While in some cases deadlocks can simply be fixed with one change, often deadlocks can be the result of inefficient database design or even application architecture and can require many efforts from developers to minimize them.

· What is Deadlock?
· Retry Logic for Victim Transactions
· How to Minimize Deadlocks?
Improve the Database Performance
Downgrading the Transaction Isolation Level
∘…


Photo by naipo.de on Unsplash

Choosing the right transaction isolation level is an important part of the design and development process for a relational database because it eliminates a wide range of concurrency issues.

In this article, we’ll focus on those transaction isolation levels that address concurrency issues using locking such as read uncommitted, read committed, repeatable read, and serializable.

· Shared (S) vs Exclusive (X) Locks
· Read Uncommitted
Dirty Read Problem
Read Uncommitted vs NOLOCK Table Hint
When to Use Read Uncommitted?
· Read Committed
How Does Read Committed Solve the Dirty Read Problem?
Non-Repeatable Reads Problem
Lost…


It’s easy to name things correctly.

Photo by Fatos Bytyqi on Unsplash

Software developers spend most of their time reading code, not writing it. Due to this fact, the code should read like a book so that it can be easily understood not only by compilers but also by other developers.

I will not share with you the standard and well-known naming conventions here. I’ve put together some common intrusive naming violations that static code analyzers usually don’t report and how to fix them.

Weasel Words in Names

Programmers often use weasel words like “Temp”, “Dto”, “Info”, “Item”, “Base”, etc., which do not add any value to the names.

Usually, it is enough to simply remove…


And get smarter.

Photo by Sincerely Media on Unsplash

Good developers constantly learn from the various sources available: open-source projects, books, video courses, conferences.

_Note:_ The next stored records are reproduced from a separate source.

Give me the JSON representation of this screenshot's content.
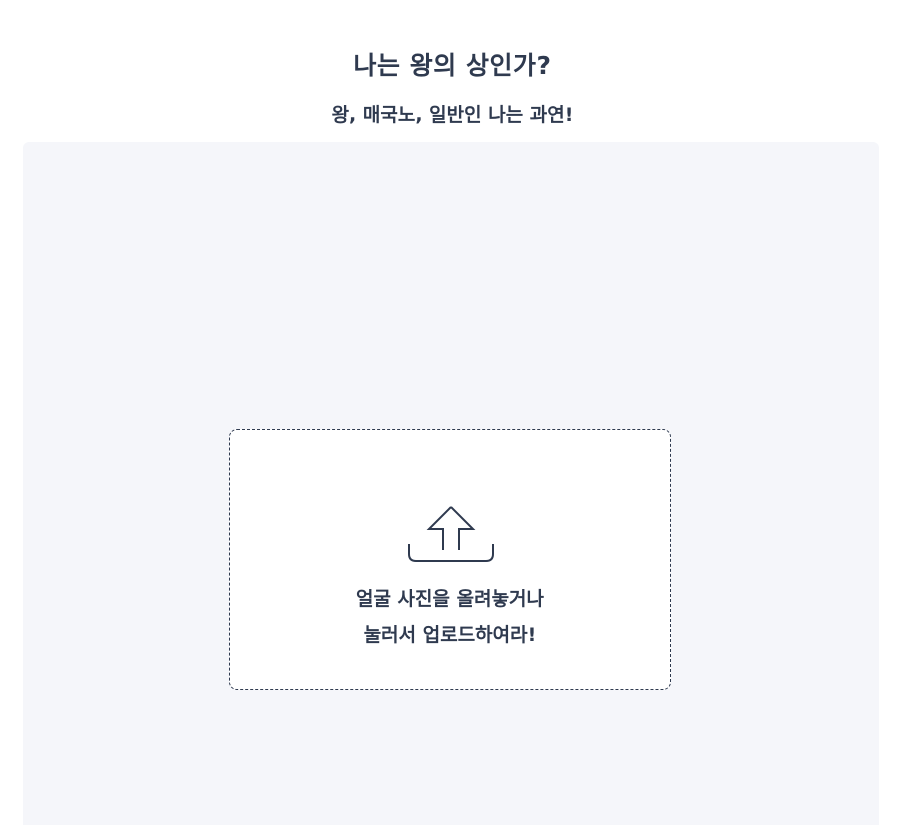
{
  "header": {
    "title": "나는 왕의 상인가?",
    "subtitle": "왕, 매국노, 일반인 나는 과연!"
  },
  "upload": {
    "icon": "upload-icon",
    "line1": "얼굴 사진을 올려놓거나",
    "line2": "눌러서 업로드하여라!"
  },
  "colors": {
    "text": "#2f3a4f",
    "panel_bg": "#f5f6fa",
    "dropzone_bg": "#ffffff"
  }
}
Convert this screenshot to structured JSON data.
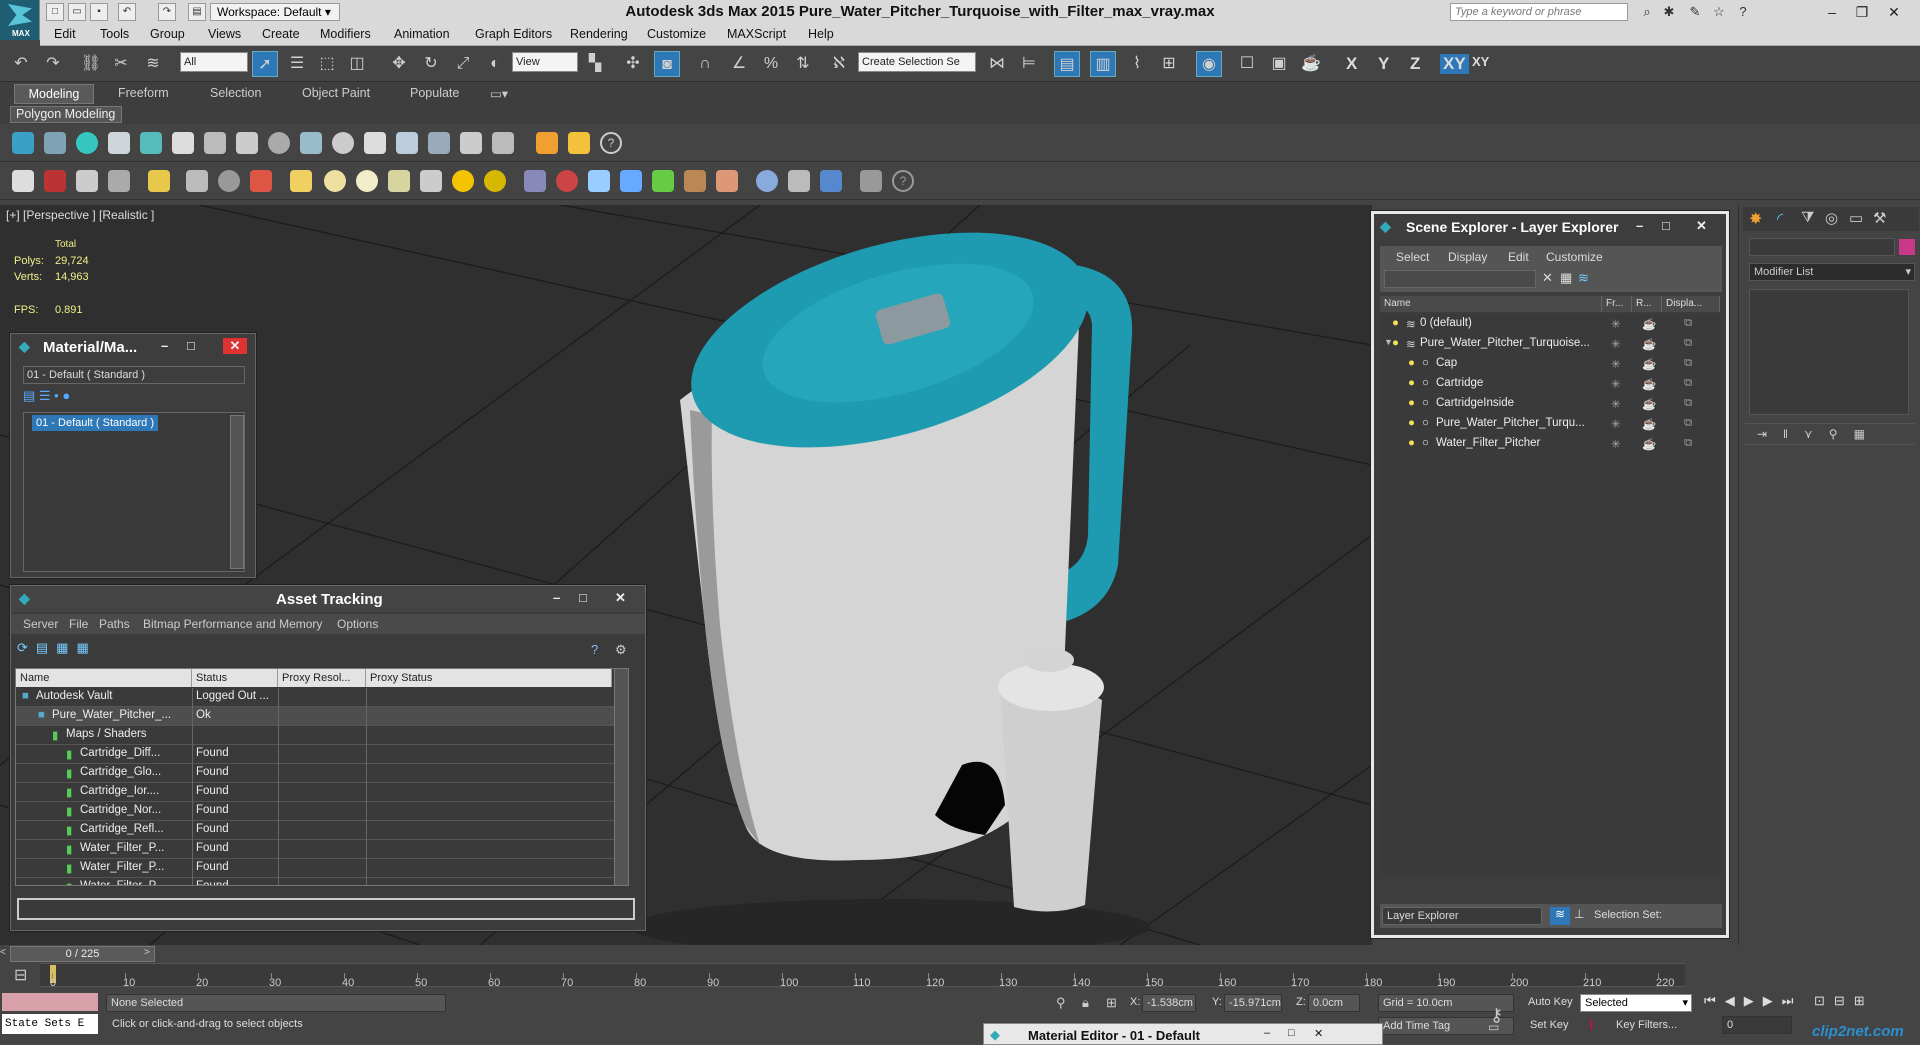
{
  "app": {
    "title": "Autodesk 3ds Max  2015    Pure_Water_Pitcher_Turquoise_with_Filter_max_vray.max",
    "workspace": "Workspace: Default",
    "search_placeholder": "Type a keyword or phrase",
    "logo_text": "MAX"
  },
  "menu": [
    "Edit",
    "Tools",
    "Group",
    "Views",
    "Create",
    "Modifiers",
    "Animation",
    "Graph Editors",
    "Rendering",
    "Customize",
    "MAXScript",
    "Help"
  ],
  "toolbar": {
    "filter": "All",
    "refcoord": "View",
    "selset": "Create Selection Se",
    "axes": [
      "X",
      "Y",
      "Z",
      "XY",
      "XY"
    ]
  },
  "ribbon": {
    "tabs": [
      "Modeling",
      "Freeform",
      "Selection",
      "Object Paint",
      "Populate"
    ],
    "sub": "Polygon Modeling"
  },
  "viewport": {
    "label": "[+] [Perspective ] [Realistic ]",
    "total": "Total",
    "polys_label": "Polys:",
    "polys": "29,724",
    "verts_label": "Verts:",
    "verts": "14,963",
    "fps_label": "FPS:",
    "fps": "0.891"
  },
  "material_mini": {
    "title": "Material/Ma...",
    "field": "01 - Default  ( Standard )",
    "item": "01 - Default  ( Standard )"
  },
  "asset": {
    "title": "Asset Tracking",
    "menu": [
      "Server",
      "File",
      "Paths",
      "Bitmap Performance and Memory",
      "Options"
    ],
    "columns": [
      "Name",
      "Status",
      "Proxy Resol...",
      "Proxy Status"
    ],
    "rows": [
      [
        "Autodesk Vault",
        "Logged Out ..."
      ],
      [
        "Pure_Water_Pitcher_...",
        "Ok"
      ],
      [
        "Maps / Shaders",
        ""
      ],
      [
        "Cartridge_Diff...",
        "Found"
      ],
      [
        "Cartridge_Glo...",
        "Found"
      ],
      [
        "Cartridge_Ior....",
        "Found"
      ],
      [
        "Cartridge_Nor...",
        "Found"
      ],
      [
        "Cartridge_Refl...",
        "Found"
      ],
      [
        "Water_Filter_P...",
        "Found"
      ],
      [
        "Water_Filter_P...",
        "Found"
      ],
      [
        "Water_Filter_P...",
        "Found"
      ]
    ]
  },
  "scene": {
    "title": "Scene Explorer - Layer Explorer",
    "menu": [
      "Select",
      "Display",
      "Edit",
      "Customize"
    ],
    "columns": [
      "Name",
      "Fr...",
      "R...",
      "Displa..."
    ],
    "rows": [
      "0 (default)",
      "Pure_Water_Pitcher_Turquoise...",
      "Cap",
      "Cartridge",
      "CartridgeInside",
      "Pure_Water_Pitcher_Turqu...",
      "Water_Filter_Pitcher"
    ],
    "footer_left": "Layer Explorer",
    "footer_right": "Selection Set:"
  },
  "command": {
    "modifier_list": "Modifier List"
  },
  "timeline": {
    "frame": "0 / 225",
    "ticks": [
      "0",
      "10",
      "20",
      "30",
      "40",
      "50",
      "60",
      "70",
      "80",
      "90",
      "100",
      "110",
      "120",
      "130",
      "140",
      "150",
      "160",
      "170",
      "180",
      "190",
      "200",
      "210",
      "220"
    ]
  },
  "status": {
    "state_sets": "State Sets E",
    "selected": "None Selected",
    "hint": "Click or click-and-drag to select objects",
    "x_label": "X:",
    "x": "-1.538cm",
    "y_label": "Y:",
    "y": "-15.971cm",
    "z_label": "Z:",
    "z": "0.0cm",
    "grid": "Grid = 10.0cm",
    "auto_key": "Auto Key",
    "auto_key_val": "Selected",
    "set_key": "Set Key",
    "key_filters": "Key Filters...",
    "add_time_tag": "Add Time Tag",
    "frame_field": "0",
    "mat_editor": "Material Editor - 01 - Default",
    "watermark": "clip2net.com"
  },
  "colors": {
    "accent": "#2e78b7",
    "teal": "#1e9bb0",
    "viewport_bg": "#2f2f2f"
  }
}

Another important source of knowledge is good blogs, where mature developers, technical leaders, or architects share their experience and are ready to answer your questions.

I have collected the 5 best blogs from my personal list, which I have followed for many years and which I really like because they have a big positive impact on my career.

1. Enterprise Craftsmanship

The author of the blog writes in-depth articles, mainly on domain-driven design, unit testing and CQRS.

Some good articles:

Sasha Mathews

Get the Medium app

A button that says 'Download on the App Store', and if clicked it will lead you to the iOS App store
A button that says 'Get it on, Google Play', and if clicked it will lead you to the Google Play store